The role of Cornwall, Regan’s husband, does not have a self-sufficient value and performs essentially a supplemental function. He’s disgusting and sadistic cruelty is of interest not on its own yet merely as a way of allowing Shakespeare to show that Regan is no less cruel than her spouse (Linley 256). Cornwall wants to depose King Lear and intentionally ignores him by refusing to speak.
In his turn, Edmund, the illegitimate son of Gloucester, is a character who would never commit crimes and cruelty to admire the results of villainous actions. At each stage of his activity, he pursues rather specific tasks, the solution of which should serve his enrichment and elevation.
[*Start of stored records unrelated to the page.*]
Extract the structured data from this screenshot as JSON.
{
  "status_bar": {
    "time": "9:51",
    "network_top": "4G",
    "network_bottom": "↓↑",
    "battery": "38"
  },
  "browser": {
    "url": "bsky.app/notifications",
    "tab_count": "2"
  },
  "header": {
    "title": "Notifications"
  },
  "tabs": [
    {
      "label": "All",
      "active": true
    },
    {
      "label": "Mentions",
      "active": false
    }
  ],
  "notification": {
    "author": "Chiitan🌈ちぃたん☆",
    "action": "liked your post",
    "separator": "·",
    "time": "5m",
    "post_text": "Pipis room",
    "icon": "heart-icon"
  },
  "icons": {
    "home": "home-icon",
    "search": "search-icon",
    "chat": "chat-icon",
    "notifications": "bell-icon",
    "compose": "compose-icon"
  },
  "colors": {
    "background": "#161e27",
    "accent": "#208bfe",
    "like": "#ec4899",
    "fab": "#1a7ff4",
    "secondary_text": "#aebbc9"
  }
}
For example, Edmund says about the death of Cordelia and Lear that “the battle done and they within our power” (Shakespeare 665). This villain tries to manipulate everyone, yet he is murdered by his brother, Edgar. It is evident from the piece that he is jealous of his brother and rejects the fact of being a bastard:
Why ‘bastard’? Wherefore ‘base’?
When my dimensions are as well compact (1.2.6–10).
However, it should be stressed that before his death, this character attempts to prevent the killings of King Lear and Cordelia, yet unsuccessfully.
Each of the characters that make up the evil remains brightly individualized in an artistic way. Such an approach to characterization gives the images of evil a special realistic persuasiveness. Nevertheless, in the behavior of individual actors, particular features that are indicative of the entire group of characters can be distinguished. All the villains represent the relationship between parents and heirs turned into a serious problem that worried the most diverse circles of the English society of that time.
Speaking of the motifs that led the characters that are discussed above, one should emphasize that they overlap to some extent. Namely, the king’s daughters are driven by the same idea of receiving full power and liquidate their father (Shurgot 44). This motif partially coincides with that of Cornwall who is told by Regan to perform violence towards others. He would probably avoid severe cruelty if his wife was less authoritative and persistent.
The motifs of Edmund are much more complicated since he uses intelligence, manipulation, and control to slander the legitimate son of his father and takes his place. Thus, the theme of fighting for power and making others unable to compete is the key motif that integrates all villains in King Lear, while each of them also has specific goals to achieve.
Degünther, Alina. Good and Evil in Shakespeare ́s King Lear and Macbeth. Anchor Academic Publishing, 2014.
Linley, Keith. ‘King Lear’in Context: The Cultural Background. Anthem Press, 2015.
Shakespeare, William. Arden Shakespeare Complete Works. Bloomsbury Publishing, 2014.
Shurgot, Michael W. Shakespeare’s Sense of Character: On the Page and from the Stage. Routledge, 2016.